"Greg, if these meetings will serve only to complete a requirement to continue to attend this school, then the point of them is lost. I want you to choose to get better. I want to help you conquer your drug seeking behavior," Dr. Nolan said, unfazed by Greg's outburst.
"How do you know I haven't conquered it already?" Greg asked.
"Our meetings will only take place every two weeks," Dr. Nolan said. "For one hour. This won't be like therapy. We'll just talk. I'll check in with you, see how you're doing, and then I'll decide how much progress I think you've made in taking drugs out of your life."
"Well, I guess there's nothing I can say to stop you," Greg said angrily, standing up.
"You're right," Dr. Nolan said calmly, "and sit down. We're not done quite yet."
"What else could there possibly be?" Greg muttered, falling back into his chair.
"The headmaster has done a great service to you and your family," Dr. Nolan said. "The possession of drugs in a dorm room usually leads to immediate expulsion from the school. We made special arrangements for you because we want you to stay. But you are not better than us because of it, Greg. We want you to give back to our school. We expect repayment."
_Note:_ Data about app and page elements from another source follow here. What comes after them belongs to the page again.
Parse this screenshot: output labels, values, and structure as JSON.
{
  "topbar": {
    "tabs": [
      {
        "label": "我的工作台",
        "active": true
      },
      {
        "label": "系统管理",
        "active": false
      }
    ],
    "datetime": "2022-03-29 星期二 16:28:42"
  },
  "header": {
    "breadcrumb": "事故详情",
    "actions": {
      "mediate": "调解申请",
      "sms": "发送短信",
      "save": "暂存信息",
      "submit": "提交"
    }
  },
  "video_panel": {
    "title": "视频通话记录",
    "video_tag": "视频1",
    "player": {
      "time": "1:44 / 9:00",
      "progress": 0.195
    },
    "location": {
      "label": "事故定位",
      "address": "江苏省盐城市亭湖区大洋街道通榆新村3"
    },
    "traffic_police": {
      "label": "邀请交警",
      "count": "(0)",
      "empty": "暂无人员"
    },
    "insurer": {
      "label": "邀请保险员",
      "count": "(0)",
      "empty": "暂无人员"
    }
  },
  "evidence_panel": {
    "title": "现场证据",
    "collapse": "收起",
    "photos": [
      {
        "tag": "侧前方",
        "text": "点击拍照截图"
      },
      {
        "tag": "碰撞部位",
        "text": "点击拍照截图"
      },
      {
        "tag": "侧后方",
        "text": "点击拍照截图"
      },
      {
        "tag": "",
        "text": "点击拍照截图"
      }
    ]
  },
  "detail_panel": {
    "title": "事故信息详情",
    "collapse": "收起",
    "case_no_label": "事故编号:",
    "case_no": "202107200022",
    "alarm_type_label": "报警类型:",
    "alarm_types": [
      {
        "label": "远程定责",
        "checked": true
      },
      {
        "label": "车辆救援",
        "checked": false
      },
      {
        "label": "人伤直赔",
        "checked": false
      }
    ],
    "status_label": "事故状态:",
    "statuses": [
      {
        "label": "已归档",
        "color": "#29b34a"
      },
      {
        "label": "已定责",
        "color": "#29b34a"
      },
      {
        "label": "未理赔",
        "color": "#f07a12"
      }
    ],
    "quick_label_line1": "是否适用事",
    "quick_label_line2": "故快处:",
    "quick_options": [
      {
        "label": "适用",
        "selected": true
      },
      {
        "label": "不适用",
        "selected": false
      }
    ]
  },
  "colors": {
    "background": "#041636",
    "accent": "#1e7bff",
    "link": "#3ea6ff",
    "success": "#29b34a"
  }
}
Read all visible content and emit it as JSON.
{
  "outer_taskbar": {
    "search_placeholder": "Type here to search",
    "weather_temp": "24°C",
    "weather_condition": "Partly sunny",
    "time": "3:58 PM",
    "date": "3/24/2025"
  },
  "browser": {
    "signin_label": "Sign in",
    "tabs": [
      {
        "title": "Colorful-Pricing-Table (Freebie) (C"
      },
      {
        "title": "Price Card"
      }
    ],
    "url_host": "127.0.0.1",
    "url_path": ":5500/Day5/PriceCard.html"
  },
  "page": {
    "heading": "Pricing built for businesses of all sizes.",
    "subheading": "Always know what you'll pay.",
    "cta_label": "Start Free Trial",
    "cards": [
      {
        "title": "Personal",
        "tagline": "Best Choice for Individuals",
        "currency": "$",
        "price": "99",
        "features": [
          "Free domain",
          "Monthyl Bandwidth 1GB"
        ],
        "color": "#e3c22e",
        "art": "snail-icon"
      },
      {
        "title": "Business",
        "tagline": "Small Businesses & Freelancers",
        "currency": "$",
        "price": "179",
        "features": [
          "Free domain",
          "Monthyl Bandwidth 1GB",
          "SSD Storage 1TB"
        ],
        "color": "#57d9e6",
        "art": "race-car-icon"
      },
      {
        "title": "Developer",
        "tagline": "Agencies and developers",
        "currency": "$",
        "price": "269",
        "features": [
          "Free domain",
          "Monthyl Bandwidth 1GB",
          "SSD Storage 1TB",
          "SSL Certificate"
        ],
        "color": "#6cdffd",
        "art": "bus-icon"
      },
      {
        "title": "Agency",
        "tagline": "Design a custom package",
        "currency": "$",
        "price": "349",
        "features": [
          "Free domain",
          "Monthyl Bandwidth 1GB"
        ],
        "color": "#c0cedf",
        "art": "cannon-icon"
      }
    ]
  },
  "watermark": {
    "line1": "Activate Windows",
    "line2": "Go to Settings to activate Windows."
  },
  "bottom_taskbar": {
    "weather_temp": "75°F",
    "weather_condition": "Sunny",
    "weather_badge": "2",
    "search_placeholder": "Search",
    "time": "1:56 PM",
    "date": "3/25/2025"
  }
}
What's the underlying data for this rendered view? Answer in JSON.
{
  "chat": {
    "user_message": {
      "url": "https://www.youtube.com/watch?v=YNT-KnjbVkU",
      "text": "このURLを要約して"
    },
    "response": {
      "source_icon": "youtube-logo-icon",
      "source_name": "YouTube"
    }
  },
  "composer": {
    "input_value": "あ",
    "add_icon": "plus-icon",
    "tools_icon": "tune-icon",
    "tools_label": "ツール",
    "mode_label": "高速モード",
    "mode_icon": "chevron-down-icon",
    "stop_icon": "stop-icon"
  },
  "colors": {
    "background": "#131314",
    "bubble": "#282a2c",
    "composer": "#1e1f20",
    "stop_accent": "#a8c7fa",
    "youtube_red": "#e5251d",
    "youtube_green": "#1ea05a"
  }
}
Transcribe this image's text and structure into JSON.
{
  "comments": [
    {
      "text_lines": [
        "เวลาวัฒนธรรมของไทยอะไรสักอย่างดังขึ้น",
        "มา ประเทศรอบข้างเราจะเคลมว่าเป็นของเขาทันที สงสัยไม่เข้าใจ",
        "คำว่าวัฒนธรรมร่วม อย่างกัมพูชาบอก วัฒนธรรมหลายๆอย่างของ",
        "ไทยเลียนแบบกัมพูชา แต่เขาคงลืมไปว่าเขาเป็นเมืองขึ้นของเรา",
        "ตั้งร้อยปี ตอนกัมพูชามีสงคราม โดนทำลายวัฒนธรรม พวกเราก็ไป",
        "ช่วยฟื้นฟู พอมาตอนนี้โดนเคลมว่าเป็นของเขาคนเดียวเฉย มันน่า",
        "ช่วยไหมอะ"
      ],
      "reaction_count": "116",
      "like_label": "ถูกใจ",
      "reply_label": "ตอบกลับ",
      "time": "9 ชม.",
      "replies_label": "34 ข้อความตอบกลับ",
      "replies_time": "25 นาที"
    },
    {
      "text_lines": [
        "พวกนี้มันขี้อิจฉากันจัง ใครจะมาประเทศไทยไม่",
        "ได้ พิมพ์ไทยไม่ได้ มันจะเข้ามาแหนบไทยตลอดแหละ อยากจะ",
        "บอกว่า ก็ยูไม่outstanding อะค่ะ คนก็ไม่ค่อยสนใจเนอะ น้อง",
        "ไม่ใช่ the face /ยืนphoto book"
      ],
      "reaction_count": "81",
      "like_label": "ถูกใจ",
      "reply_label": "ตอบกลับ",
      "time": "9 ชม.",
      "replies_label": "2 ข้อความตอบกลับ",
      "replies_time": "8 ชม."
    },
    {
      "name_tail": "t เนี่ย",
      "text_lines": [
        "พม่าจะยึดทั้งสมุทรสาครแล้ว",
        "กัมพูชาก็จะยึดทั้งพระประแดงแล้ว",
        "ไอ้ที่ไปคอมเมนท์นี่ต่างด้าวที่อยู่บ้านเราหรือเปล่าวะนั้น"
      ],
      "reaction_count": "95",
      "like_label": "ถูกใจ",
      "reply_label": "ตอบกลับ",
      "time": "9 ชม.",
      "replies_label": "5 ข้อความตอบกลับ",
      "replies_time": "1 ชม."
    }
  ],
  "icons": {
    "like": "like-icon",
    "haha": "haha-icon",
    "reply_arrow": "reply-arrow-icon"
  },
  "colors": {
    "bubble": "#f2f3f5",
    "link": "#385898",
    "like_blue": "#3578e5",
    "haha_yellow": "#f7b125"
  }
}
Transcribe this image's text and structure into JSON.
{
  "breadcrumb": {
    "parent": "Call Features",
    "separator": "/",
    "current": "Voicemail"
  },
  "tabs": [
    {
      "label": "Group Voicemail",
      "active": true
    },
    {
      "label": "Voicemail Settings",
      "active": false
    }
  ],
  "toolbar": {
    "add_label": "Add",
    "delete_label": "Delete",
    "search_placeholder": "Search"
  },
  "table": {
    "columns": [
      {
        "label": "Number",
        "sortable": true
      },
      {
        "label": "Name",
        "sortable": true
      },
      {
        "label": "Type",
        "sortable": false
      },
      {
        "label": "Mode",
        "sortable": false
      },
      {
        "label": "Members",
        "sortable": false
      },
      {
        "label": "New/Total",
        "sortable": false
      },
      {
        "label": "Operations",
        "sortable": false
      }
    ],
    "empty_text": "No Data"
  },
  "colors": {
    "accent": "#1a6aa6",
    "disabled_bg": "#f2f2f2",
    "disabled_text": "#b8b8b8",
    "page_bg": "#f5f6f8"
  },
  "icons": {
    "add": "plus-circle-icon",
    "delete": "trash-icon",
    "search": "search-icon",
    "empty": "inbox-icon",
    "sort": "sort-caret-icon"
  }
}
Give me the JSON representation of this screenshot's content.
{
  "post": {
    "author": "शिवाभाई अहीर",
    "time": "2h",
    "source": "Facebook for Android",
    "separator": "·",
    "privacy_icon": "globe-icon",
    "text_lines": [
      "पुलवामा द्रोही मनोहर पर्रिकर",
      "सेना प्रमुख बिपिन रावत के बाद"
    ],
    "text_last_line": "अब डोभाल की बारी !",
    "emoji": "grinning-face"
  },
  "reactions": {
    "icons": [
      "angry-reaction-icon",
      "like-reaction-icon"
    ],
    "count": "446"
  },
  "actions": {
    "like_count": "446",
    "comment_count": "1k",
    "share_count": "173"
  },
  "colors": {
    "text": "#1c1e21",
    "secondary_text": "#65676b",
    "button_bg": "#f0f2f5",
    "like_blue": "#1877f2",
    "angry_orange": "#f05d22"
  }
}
"You do get your repayment," Greg said harshly. "In the form of a big fat check that my parents send in every year in donations. Don't think I don't know why I was invited back. I'm not stupid."
"No, you're not, Greg. Which is why we came up with a very particular way in which you can help our school. Mr. Cotter—you must know him, he's taught English here for years—is getting older. He often has trouble reading and grading the number of papers that his students have to submit to him. This year he's only teaching one class, freshman English first period, and he agreed to put off his retirement because we promised we would find him an aid. You were given first period free on purpose. When the headmaster saw how good your English grades have been, he decided you would be an ideal candidate for the post."
"So I have to basically take freshman English again?" Greg asked incredulously. "I have to give up my free period and go grade papers and talk with a bunch of fourteen-year-olds?"
"I think you'll find that you can both teach and learn from these kids. And I expect you to do a good job. Mr. Cotter is one of my most esteemed colleagues and I would hate to hear that you are disrespecting him."
"Alright," Greg said, standing up again. Fury was etched into his face. "I'm gonna go before you can force more crap on me that I never agreed to." He stormed towards the door and yanked it open.
"I hope that in time you'll come to appreciate all that this school has done for you, Greg," Dr. Nolan said as he looked at Greg in disappointment. "I sincerely hope that." But his last words were lost as Greg slammed the door behind him.